In this week’s case we meet Priscilla Vargas, a dog owner who lived in a no-pets-allowed apartment. One day, Priscilla’s landlord filed a proceeding to have Priscilla evicted from the apartment for violating the No-Pets clause of her lease. Priscilla stated that she needed the dog for psychological reasons – her dog, Priscilla said, was a comfort pet. Priscilla needed her dog for emotional support.
The Court had to determine two things: first, was Priscilla’s dog is truly an emotional support animal that she needs in order to enjoy the use of her apartment; and, second, did the landlord start the proceeding in a timely manner.
At trial, Priscilla presented a letter from Urban Health Plan, Inc., signed by a social worker, stating that Priscilla was under their care since May 16, 2018. The letter was dated May 31, 2018. The letter stated that Priscilla suffered from “adjustment disorder with anxiety and unresolved grief,” and recommended that Priscilla be allowed to reside with her dog, which she required for emotional support. The letter cautioned, “fulfill the patient’s request in order to avoid exacerbation of her medical conditions.”
Priscilla did not call any professional witness from Urban Health Plan, Inc., or anywhere else, to testify on her behalf. The Court had only Priscilla’s testimony and the social worker’s letter to support her claim that the dog is an emotional support animal.
The Court determined that Priscilla failed to demonstrate through either medical or psychological expert testimony or evidence that she required a dog in order for her to use and enjoy the apartment. The judge concluded that Priscilla did not meet her burden of establishing that her dog was an emotional support animal. BUT, wait. There was still one more issue:
Section 27-2009.1(b) of the Administrative Code of the City of New York, known as the New York City Pet Law, states:
Where a tenant in a multiple dwelling openly and notoriously for a period of three months or more following taking possession of a unit, harbors or has harbored a household pet or pets, the harboring of which is not prohibited by the multiple dwelling law, the housing maintenance or the health codes of the City of New York or any other applicable law, and the owner or his or her agent has knowledge of this fact, and such owner fails within this three month period to commence a summary proceeding or action to enforce a lease provision prohibiting the keeping of such household pets, such lease provision shall be deemed waived.”
Priscilla testified to having notified the landlord of the dog’s presence in her apartment by letter dated, November 10, 2013. The proceeding was not commenced by the landlord until February, 2018, almost five years after the landlord had knowledge of the dog’s presence.
Here is what the Court decided: The proceeding should have been commenced within the three months of the landlord’s knowledge, or the pet clause in the lease is waived.
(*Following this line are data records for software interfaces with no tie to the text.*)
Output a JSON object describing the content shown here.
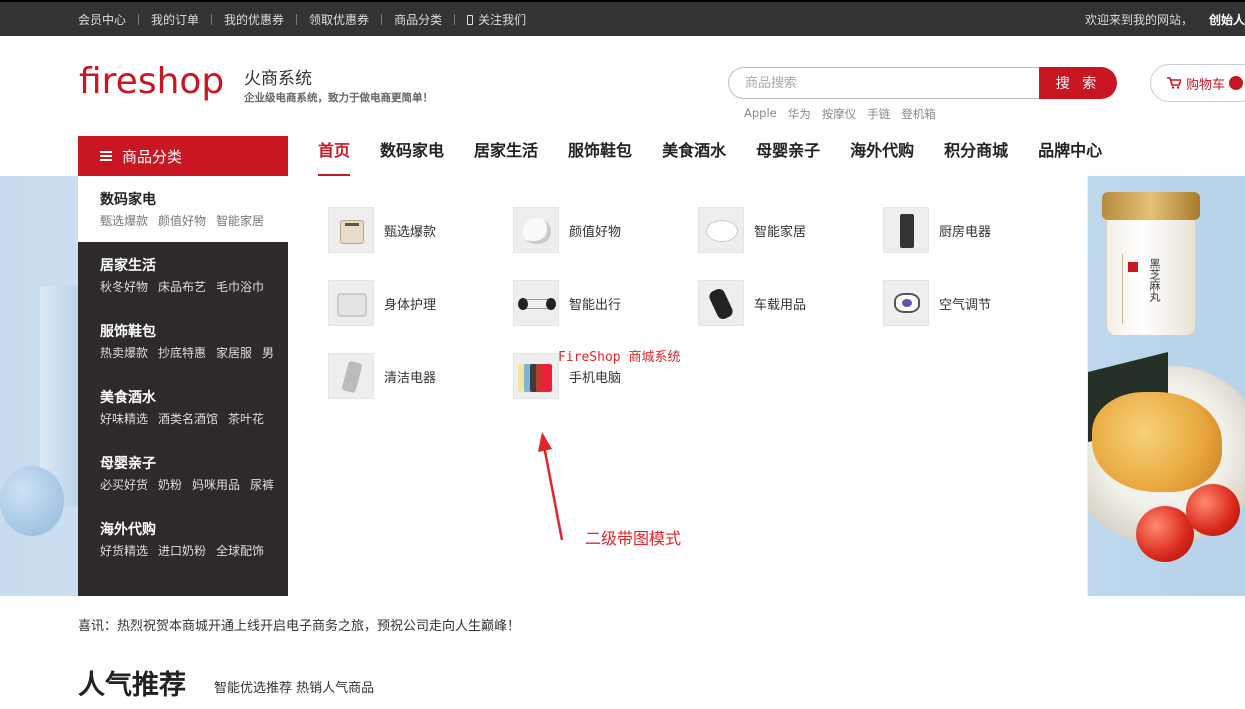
{
  "topbar": {
    "links": [
      "会员中心",
      "我的订单",
      "我的优惠券",
      "领取优惠券",
      "商品分类",
      "关注我们"
    ],
    "welcome": "欢迎来到我的网站，",
    "user": "创始人"
  },
  "header": {
    "logo": "fireshop",
    "brand_name": "火商系统",
    "slogan": "企业级电商系统，致力于做电商更简单！",
    "search_placeholder": "商品搜索",
    "search_button": "搜 索",
    "hot_words": [
      "Apple",
      "华为",
      "按摩仪",
      "手链",
      "登机箱"
    ],
    "cart_label": "购物车"
  },
  "nav": {
    "category_label": "商品分类",
    "items": [
      "首页",
      "数码家电",
      "居家生活",
      "服饰鞋包",
      "美食酒水",
      "母婴亲子",
      "海外代购",
      "积分商城",
      "品牌中心"
    ],
    "active_index": 0
  },
  "categories": [
    {
      "title": "数码家电",
      "subs": [
        "甄选爆款",
        "颜值好物",
        "智能家居"
      ],
      "active": true
    },
    {
      "title": "居家生活",
      "subs": [
        "秋冬好物",
        "床品布艺",
        "毛巾浴巾"
      ]
    },
    {
      "title": "服饰鞋包",
      "subs": [
        "热卖爆款",
        "抄底特惠",
        "家居服",
        "男"
      ]
    },
    {
      "title": "美食酒水",
      "subs": [
        "好味精选",
        "酒类名酒馆",
        "茶叶花"
      ]
    },
    {
      "title": "母婴亲子",
      "subs": [
        "必买好货",
        "奶粉",
        "妈咪用品",
        "尿裤"
      ]
    },
    {
      "title": "海外代购",
      "subs": [
        "好货精选",
        "进口奶粉",
        "全球配饰"
      ]
    }
  ],
  "flyout_items": [
    {
      "label": "甄选爆款",
      "icon": "toaster-icon"
    },
    {
      "label": "颜值好物",
      "icon": "cup-icon"
    },
    {
      "label": "智能家居",
      "icon": "robot-vacuum-icon"
    },
    {
      "label": "厨房电器",
      "icon": "blender-icon"
    },
    {
      "label": "身体护理",
      "icon": "massage-belt-icon"
    },
    {
      "label": "智能出行",
      "icon": "hoverboard-icon"
    },
    {
      "label": "车载用品",
      "icon": "car-holder-icon"
    },
    {
      "label": "空气调节",
      "icon": "mite-remover-icon"
    },
    {
      "label": "清洁电器",
      "icon": "vacuum-icon"
    },
    {
      "label": "手机电脑",
      "icon": "phones-icon"
    }
  ],
  "annotations": {
    "watermark": "FireShop 商城系统",
    "note": "二级带图模式"
  },
  "banner_jar_text": "黑芝麻丸",
  "notice": "喜讯：热烈祝贺本商城开通上线开启电子商务之旅，预祝公司走向人生巅峰！",
  "section": {
    "title": "人气推荐",
    "subtitle": "智能优选推荐 热销人气商品"
  },
  "colors": {
    "brand": "#c81623",
    "topbar": "#333333",
    "sidebar": "#2e2a2a",
    "annotation": "#e0262a"
  },
  "phone_colors": [
    "#f2e6a0",
    "#7fb3d6",
    "#3c3c3c",
    "#c0392b",
    "#e8223a"
  ]
}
Here, it was not.
Case dismissed. Priscilla and her dog get to stay.
Here is the case: http://www.courts.state.ny.us/reporter/3dseries/2019/2019_29058.htm